• Your goal
Going through the lines below, tally those that include "title", and give only the number.

╭─ Extracted entries

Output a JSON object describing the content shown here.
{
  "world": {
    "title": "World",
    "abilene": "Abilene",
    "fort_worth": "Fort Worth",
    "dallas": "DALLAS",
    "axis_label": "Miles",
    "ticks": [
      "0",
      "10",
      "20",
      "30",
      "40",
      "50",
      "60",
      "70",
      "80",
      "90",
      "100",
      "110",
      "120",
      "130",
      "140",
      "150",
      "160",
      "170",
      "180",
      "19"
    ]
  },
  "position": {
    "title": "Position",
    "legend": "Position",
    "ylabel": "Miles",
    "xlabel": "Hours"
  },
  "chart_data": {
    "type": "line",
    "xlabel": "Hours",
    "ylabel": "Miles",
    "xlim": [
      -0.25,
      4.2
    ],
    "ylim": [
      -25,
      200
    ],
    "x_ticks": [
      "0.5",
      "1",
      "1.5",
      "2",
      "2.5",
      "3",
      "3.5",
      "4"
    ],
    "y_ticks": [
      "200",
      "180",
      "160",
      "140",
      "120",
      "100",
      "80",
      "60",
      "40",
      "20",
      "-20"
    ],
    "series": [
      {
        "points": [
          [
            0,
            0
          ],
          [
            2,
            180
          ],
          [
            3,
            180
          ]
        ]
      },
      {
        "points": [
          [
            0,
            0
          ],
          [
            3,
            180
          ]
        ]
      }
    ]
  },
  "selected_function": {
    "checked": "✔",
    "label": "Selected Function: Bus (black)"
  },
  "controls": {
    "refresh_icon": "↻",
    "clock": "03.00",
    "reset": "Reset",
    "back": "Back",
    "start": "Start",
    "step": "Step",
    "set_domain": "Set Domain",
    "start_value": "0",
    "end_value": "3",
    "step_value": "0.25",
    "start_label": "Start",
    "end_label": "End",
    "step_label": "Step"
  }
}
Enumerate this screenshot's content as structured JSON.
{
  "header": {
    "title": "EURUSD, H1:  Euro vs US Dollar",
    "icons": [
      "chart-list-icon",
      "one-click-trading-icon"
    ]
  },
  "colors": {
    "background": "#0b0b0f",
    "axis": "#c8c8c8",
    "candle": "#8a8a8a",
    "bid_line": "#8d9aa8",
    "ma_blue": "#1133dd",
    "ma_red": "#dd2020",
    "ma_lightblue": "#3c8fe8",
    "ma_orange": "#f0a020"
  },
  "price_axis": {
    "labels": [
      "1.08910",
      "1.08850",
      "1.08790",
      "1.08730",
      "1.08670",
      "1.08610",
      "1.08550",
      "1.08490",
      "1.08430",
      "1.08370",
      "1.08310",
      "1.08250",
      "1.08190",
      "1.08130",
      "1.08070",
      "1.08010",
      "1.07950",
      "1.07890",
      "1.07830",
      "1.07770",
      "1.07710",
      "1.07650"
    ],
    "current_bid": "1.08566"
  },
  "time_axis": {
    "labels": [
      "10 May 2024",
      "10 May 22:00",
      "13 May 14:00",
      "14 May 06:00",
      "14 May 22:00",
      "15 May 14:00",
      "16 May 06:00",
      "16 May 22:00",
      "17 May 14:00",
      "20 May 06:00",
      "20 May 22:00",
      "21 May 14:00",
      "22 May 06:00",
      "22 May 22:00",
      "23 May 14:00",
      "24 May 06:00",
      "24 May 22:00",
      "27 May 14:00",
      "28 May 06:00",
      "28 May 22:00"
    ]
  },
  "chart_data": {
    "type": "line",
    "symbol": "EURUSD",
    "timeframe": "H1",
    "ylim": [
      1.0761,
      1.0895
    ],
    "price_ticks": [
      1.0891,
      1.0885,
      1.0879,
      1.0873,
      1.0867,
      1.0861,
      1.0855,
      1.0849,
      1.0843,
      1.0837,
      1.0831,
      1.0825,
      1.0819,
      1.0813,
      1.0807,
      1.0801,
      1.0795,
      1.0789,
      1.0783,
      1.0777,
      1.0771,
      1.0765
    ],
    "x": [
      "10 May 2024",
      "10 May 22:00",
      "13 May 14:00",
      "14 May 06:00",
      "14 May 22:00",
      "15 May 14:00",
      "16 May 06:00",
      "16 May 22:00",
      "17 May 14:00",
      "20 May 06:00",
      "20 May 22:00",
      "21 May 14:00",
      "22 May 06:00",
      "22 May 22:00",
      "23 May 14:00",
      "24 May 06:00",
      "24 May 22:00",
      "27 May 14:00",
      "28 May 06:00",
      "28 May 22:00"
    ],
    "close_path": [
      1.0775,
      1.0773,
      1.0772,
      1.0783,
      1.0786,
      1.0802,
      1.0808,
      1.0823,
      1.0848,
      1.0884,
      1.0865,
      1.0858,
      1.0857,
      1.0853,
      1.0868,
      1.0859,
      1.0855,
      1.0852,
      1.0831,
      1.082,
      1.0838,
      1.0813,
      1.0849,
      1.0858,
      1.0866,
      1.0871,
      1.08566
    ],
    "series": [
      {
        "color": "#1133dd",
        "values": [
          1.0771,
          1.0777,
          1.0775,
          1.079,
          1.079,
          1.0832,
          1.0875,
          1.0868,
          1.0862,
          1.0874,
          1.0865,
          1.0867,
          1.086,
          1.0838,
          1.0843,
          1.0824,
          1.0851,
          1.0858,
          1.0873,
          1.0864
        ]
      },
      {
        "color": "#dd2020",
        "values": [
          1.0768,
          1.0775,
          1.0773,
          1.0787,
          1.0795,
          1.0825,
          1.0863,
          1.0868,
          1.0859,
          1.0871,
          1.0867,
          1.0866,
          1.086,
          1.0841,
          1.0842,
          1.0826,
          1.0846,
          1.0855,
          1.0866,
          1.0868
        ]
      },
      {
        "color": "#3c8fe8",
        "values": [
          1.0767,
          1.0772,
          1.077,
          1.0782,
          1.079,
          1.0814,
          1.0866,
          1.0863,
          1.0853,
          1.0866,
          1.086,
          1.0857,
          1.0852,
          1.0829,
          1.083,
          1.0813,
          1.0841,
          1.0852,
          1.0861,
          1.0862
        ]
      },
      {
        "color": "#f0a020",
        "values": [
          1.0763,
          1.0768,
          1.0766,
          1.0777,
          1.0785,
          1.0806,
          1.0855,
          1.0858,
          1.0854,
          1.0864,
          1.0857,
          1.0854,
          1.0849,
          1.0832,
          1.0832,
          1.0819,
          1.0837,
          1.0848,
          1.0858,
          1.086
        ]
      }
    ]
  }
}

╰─

• Worked solution
3